## PROBLEM
Reproduce every record exactly as given.
***
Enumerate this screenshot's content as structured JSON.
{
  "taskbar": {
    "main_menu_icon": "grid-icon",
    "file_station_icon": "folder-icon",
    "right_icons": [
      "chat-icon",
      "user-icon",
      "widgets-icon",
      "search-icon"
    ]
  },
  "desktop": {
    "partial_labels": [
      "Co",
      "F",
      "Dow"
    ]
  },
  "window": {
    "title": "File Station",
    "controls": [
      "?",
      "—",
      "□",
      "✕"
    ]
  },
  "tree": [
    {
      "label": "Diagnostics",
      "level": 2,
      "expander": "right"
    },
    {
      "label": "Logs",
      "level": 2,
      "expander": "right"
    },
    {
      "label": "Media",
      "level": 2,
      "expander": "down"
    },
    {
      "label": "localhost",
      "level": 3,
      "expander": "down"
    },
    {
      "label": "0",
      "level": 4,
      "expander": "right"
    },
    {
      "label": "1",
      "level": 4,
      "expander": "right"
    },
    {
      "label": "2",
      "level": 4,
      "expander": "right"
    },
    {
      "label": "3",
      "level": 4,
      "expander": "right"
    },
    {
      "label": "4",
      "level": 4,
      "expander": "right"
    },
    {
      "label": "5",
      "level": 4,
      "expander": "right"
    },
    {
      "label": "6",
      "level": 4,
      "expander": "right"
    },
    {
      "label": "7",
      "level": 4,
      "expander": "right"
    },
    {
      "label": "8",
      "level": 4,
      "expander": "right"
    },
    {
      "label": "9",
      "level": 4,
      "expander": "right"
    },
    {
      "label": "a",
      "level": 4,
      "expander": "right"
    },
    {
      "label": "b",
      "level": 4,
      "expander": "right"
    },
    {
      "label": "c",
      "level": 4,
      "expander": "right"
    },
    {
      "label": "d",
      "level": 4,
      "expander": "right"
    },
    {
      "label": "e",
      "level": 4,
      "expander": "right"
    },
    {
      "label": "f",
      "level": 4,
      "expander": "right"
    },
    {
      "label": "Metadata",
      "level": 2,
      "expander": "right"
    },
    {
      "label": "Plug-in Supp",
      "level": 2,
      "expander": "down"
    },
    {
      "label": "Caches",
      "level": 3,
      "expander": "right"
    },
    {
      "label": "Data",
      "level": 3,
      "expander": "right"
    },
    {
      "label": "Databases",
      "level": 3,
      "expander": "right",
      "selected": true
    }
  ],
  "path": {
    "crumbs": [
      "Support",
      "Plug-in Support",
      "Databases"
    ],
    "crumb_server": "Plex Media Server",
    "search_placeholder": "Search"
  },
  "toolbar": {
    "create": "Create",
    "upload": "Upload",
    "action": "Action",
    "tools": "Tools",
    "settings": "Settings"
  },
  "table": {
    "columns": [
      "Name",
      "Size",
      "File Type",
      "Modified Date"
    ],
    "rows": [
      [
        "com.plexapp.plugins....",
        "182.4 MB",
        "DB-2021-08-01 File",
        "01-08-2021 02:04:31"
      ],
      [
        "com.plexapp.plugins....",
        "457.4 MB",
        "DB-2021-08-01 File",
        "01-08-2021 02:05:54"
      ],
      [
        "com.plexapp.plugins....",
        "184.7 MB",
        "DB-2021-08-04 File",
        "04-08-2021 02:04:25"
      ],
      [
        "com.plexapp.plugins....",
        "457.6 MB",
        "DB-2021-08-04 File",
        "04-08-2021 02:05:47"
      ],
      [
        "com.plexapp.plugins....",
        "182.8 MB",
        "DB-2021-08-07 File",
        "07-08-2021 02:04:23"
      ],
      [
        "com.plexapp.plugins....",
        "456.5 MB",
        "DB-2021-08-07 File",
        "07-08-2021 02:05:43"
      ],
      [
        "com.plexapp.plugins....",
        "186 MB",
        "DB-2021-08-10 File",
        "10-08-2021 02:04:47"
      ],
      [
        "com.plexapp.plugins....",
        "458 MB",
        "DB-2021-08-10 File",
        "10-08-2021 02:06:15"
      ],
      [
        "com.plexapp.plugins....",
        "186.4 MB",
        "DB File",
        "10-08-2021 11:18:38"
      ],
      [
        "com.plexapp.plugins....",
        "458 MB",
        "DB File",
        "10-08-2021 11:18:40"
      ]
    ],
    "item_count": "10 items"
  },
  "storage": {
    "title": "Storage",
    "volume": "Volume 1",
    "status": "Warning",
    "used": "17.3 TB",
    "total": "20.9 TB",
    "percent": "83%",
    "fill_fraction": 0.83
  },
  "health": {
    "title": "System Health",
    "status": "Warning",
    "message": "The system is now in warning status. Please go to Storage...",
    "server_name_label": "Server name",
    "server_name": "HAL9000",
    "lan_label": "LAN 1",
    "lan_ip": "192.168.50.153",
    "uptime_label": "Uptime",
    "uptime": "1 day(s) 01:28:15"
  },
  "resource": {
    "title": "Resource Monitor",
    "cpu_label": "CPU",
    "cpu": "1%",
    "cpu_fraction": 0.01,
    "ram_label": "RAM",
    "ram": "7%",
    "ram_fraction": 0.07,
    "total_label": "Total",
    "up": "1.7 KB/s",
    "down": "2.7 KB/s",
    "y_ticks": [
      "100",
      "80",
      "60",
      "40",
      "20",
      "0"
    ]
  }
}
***
## REPLY TO THE TASK
Enumerate this screenshot's content as structured JSON.
{
  "taskbar": {
    "main_menu_icon": "grid-icon",
    "file_station_icon": "folder-icon",
    "right_icons": [
      "chat-icon",
      "user-icon",
      "widgets-icon",
      "search-icon"
    ]
  },
  "desktop": {
    "partial_labels": [
      "Co",
      "F",
      "Dow"
    ]
  },
  "window": {
    "title": "File Station",
    "controls": [
      "?",
      "—",
      "□",
      "✕"
    ]
  },
  "tree": [
    {
      "label": "Diagnostics",
      "level": 2,
      "expander": "right"
    },
    {
      "label": "Logs",
      "level": 2,
      "expander": "right"
    },
    {
      "label": "Media",
      "level": 2,
      "expander": "down"
    },
    {
      "label": "localhost",
      "level": 3,
      "expander": "down"
    },
    {
      "label": "0",
      "level": 4,
      "expander": "right"
    },
    {
      "label": "1",
      "level": 4,
      "expander": "right"
    },
    {
      "label": "2",
      "level": 4,
      "expander": "right"
    },
    {
      "label": "3",
      "level": 4,
      "expander": "right"
    },
    {
      "label": "4",
      "level": 4,
      "expander": "right"
    },
    {
      "label": "5",
      "level": 4,
      "expander": "right"
    },
    {
      "label": "6",
      "level": 4,
      "expander": "right"
    },
    {
      "label": "7",
      "level": 4,
      "expander": "right"
    },
    {
      "label": "8",
      "level": 4,
      "expander": "right"
    },
    {
      "label": "9",
      "level": 4,
      "expander": "right"
    },
    {
      "label": "a",
      "level": 4,
      "expander": "right"
    },
    {
      "label": "b",
      "level": 4,
      "expander": "right"
    },
    {
      "label": "c",
      "level": 4,
      "expander": "right"
    },
    {
      "label": "d",
      "level": 4,
      "expander": "right"
    },
    {
      "label": "e",
      "level": 4,
      "expander": "right"
    },
    {
      "label": "f",
      "level": 4,
      "expander": "right"
    },
    {
      "label": "Metadata",
      "level": 2,
      "expander": "right"
    },
    {
      "label": "Plug-in Supp",
      "level": 2,
      "expander": "down"
    },
    {
      "label": "Caches",
      "level": 3,
      "expander": "right"
    },
    {
      "label": "Data",
      "level": 3,
      "expander": "right"
    },
    {
      "label": "Databases",
      "level": 3,
      "expander": "right",
      "selected": true
    }
  ],
  "path": {
    "crumbs": [
      "Support",
      "Plug-in Support",
      "Databases"
    ],
    "crumb_server": "Plex Media Server",
    "search_placeholder": "Search"
  },
  "toolbar": {
    "create": "Create",
    "upload": "Upload",
    "action": "Action",
    "tools": "Tools",
    "settings": "Settings"
  },
  "table": {
    "columns": [
      "Name",
      "Size",
      "File Type",
      "Modified Date"
    ],
    "rows": [
      [
        "com.plexapp.plugins....",
        "182.4 MB",
        "DB-2021-08-01 File",
        "01-08-2021 02:04:31"
      ],
      [
        "com.plexapp.plugins....",
        "457.4 MB",
        "DB-2021-08-01 File",
        "01-08-2021 02:05:54"
      ],
      [
        "com.plexapp.plugins....",
        "184.7 MB",
        "DB-2021-08-04 File",
        "04-08-2021 02:04:25"
      ],
      [
        "com.plexapp.plugins....",
        "457.6 MB",
        "DB-2021-08-04 File",
        "04-08-2021 02:05:47"
      ],
      [
        "com.plexapp.plugins....",
        "182.8 MB",
        "DB-2021-08-07 File",
        "07-08-2021 02:04:23"
      ],
      [
        "com.plexapp.plugins....",
        "456.5 MB",
        "DB-2021-08-07 File",
        "07-08-2021 02:05:43"
      ],
      [
        "com.plexapp.plugins....",
        "186 MB",
        "DB-2021-08-10 File",
        "10-08-2021 02:04:47"
      ],
      [
        "com.plexapp.plugins....",
        "458 MB",
        "DB-2021-08-10 File",
        "10-08-2021 02:06:15"
      ],
      [
        "com.plexapp.plugins....",
        "186.4 MB",
        "DB File",
        "10-08-2021 11:18:38"
      ],
      [
        "com.plexapp.plugins....",
        "458 MB",
        "DB File",
        "10-08-2021 11:18:40"
      ]
    ],
    "item_count": "10 items"
  },
  "storage": {
    "title": "Storage",
    "volume": "Volume 1",
    "status": "Warning",
    "used": "17.3 TB",
    "total": "20.9 TB",
    "percent": "83%",
    "fill_fraction": 0.83
  },
  "health": {
    "title": "System Health",
    "status": "Warning",
    "message": "The system is now in warning status. Please go to Storage...",
    "server_name_label": "Server name",
    "server_name": "HAL9000",
    "lan_label": "LAN 1",
    "lan_ip": "192.168.50.153",
    "uptime_label": "Uptime",
    "uptime": "1 day(s) 01:28:15"
  },
  "resource": {
    "title": "Resource Monitor",
    "cpu_label": "CPU",
    "cpu": "1%",
    "cpu_fraction": 0.01,
    "ram_label": "RAM",
    "ram": "7%",
    "ram_fraction": 0.07,
    "total_label": "Total",
    "up": "1.7 KB/s",
    "down": "2.7 KB/s",
    "y_ticks": [
      "100",
      "80",
      "60",
      "40",
      "20",
      "0"
    ]
  }
}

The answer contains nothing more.